**EXERCISE INPUT**
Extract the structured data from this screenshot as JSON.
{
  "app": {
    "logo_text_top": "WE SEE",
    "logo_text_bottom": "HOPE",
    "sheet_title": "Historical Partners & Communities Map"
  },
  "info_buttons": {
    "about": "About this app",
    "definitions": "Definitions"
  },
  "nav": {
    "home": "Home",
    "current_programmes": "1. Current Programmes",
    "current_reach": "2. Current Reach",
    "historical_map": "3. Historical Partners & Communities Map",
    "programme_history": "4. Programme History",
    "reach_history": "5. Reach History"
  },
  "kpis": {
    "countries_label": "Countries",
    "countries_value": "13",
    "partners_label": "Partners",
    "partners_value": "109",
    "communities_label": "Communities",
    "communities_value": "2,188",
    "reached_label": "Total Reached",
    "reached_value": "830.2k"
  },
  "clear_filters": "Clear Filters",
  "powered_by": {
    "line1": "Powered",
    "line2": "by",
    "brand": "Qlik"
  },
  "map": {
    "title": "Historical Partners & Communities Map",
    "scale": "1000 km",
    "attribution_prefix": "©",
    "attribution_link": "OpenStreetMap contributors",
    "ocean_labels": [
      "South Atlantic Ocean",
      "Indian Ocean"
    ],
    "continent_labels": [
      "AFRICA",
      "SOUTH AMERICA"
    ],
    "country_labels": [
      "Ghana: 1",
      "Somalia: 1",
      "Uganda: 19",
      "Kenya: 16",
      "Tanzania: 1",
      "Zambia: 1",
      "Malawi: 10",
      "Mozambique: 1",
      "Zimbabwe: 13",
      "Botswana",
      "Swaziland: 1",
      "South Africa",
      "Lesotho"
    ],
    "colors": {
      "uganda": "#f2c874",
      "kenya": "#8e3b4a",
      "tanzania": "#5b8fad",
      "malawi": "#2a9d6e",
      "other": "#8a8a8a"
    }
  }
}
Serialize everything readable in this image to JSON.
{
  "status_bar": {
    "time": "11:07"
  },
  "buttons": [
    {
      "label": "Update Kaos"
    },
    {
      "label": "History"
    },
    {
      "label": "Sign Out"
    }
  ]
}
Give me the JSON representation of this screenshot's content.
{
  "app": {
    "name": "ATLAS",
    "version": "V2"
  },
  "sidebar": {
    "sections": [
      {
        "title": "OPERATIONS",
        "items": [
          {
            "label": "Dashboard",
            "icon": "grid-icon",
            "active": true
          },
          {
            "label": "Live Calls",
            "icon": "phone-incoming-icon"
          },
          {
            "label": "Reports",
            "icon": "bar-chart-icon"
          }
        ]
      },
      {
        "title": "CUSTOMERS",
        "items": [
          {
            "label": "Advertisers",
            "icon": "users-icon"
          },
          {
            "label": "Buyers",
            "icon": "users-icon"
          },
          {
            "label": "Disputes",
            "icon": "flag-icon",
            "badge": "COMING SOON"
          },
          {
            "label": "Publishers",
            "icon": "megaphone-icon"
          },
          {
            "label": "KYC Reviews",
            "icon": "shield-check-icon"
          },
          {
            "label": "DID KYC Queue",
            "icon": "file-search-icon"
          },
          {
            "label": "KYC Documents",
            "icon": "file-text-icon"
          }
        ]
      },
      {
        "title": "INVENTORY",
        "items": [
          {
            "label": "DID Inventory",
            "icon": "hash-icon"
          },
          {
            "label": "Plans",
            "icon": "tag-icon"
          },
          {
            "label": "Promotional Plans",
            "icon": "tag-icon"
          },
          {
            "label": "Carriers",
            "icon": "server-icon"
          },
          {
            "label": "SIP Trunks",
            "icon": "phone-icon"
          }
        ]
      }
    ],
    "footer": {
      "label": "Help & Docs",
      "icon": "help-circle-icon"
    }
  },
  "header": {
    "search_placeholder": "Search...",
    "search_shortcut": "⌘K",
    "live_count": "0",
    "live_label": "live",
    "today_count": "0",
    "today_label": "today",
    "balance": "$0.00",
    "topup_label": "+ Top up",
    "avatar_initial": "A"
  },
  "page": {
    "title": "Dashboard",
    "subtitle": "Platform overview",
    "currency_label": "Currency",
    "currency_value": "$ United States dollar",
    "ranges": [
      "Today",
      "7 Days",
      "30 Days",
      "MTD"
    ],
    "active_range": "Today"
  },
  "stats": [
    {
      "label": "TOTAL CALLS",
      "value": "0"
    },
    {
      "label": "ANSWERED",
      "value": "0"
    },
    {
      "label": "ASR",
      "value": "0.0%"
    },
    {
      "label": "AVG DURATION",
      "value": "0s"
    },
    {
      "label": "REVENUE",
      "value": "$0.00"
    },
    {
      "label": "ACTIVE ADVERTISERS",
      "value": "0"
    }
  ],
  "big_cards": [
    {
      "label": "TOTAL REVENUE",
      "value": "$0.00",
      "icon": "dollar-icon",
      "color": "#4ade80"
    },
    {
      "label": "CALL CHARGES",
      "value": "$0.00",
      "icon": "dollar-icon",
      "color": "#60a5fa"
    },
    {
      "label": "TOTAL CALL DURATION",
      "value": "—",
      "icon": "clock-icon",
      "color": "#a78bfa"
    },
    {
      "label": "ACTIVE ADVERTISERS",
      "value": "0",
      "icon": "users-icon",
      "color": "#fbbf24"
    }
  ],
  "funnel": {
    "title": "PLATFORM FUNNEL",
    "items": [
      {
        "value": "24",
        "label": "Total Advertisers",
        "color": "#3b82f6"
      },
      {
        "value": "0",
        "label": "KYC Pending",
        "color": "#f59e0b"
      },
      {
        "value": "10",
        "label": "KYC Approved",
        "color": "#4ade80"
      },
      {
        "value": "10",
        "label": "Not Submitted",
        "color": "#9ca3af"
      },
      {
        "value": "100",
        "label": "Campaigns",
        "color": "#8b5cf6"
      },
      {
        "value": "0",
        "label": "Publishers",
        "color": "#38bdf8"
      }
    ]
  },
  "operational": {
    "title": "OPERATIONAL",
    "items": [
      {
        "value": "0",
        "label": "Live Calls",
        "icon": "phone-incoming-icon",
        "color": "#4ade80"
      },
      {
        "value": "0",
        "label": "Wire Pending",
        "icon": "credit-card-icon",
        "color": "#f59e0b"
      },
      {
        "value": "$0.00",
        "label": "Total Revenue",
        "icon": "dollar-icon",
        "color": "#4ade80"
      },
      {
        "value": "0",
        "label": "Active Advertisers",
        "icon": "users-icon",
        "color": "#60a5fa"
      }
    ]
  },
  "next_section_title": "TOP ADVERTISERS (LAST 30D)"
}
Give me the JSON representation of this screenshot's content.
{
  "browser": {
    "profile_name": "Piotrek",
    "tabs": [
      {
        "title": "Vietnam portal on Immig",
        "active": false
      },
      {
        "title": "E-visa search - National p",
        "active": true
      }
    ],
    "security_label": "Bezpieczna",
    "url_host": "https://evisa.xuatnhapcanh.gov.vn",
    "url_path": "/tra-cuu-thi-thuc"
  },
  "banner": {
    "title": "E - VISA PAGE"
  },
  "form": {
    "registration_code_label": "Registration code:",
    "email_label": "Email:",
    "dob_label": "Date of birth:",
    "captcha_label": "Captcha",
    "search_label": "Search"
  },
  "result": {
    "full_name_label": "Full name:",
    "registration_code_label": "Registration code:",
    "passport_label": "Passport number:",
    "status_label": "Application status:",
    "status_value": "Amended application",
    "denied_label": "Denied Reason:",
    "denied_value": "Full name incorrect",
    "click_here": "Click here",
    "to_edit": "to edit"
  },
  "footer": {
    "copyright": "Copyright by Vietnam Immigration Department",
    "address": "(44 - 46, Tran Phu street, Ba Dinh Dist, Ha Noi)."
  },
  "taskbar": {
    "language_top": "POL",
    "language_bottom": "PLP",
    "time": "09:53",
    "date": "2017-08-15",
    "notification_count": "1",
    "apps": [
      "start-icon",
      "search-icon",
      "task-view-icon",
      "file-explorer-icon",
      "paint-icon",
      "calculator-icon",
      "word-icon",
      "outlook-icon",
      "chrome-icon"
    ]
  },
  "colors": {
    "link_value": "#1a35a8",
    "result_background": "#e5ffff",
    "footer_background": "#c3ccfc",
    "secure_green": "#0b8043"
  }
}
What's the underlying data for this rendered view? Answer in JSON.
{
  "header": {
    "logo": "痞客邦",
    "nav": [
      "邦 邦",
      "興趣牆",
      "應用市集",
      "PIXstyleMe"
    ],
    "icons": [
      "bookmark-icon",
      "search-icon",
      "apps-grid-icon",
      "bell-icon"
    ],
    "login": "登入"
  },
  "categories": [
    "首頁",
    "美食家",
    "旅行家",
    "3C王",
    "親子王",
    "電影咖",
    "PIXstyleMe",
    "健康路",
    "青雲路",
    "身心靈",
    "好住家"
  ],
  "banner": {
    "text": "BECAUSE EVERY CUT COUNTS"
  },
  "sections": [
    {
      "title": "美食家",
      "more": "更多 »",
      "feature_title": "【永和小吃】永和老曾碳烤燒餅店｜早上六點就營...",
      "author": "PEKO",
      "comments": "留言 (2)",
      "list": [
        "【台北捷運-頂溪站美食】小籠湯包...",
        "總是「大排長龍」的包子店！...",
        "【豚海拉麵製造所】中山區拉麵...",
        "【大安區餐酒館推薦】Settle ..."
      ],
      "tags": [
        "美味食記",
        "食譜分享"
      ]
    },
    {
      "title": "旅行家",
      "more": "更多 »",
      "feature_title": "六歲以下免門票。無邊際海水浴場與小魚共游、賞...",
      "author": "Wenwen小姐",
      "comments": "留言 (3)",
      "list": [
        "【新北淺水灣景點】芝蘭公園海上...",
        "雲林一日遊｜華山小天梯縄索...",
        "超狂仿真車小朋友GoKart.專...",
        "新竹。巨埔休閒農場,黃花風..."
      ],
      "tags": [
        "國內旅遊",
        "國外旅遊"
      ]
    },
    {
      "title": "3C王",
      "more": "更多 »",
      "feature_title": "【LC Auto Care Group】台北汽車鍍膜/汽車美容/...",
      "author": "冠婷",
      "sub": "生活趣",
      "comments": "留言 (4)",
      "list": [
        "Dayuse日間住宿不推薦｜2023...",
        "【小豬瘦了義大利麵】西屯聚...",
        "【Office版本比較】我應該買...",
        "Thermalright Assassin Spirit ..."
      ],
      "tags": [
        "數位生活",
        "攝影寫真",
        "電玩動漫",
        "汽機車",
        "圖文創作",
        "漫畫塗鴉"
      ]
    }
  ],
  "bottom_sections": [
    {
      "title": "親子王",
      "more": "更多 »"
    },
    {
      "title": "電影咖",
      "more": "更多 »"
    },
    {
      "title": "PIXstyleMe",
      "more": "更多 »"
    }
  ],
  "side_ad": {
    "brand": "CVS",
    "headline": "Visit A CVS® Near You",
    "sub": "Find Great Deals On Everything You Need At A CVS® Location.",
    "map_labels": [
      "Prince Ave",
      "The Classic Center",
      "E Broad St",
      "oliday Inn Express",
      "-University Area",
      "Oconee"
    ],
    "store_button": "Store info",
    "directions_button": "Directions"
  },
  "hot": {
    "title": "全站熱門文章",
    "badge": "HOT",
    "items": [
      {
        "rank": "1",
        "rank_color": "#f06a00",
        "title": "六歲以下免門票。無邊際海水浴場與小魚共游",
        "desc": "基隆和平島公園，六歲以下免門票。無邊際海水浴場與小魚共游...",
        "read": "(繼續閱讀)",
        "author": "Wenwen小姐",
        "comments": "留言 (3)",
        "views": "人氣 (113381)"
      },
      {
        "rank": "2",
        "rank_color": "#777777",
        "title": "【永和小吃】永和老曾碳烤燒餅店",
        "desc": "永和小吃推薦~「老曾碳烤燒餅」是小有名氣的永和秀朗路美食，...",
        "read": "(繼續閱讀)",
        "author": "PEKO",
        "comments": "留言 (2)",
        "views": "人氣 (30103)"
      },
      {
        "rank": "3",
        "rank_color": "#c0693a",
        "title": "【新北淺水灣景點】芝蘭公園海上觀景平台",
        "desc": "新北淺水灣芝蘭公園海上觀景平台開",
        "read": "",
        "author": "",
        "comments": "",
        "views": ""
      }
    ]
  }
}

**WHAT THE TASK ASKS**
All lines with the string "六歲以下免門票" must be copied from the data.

**THE COMPLETED TASK**
      "feature_title": "六歲以下免門票。無邊際海水浴場與小魚共游、賞...",
        "title": "六歲以下免門票。無邊際海水浴場與小魚共游",
        "desc": "基隆和平島公園，六歲以下免門票。無邊際海水浴場與小魚共游...",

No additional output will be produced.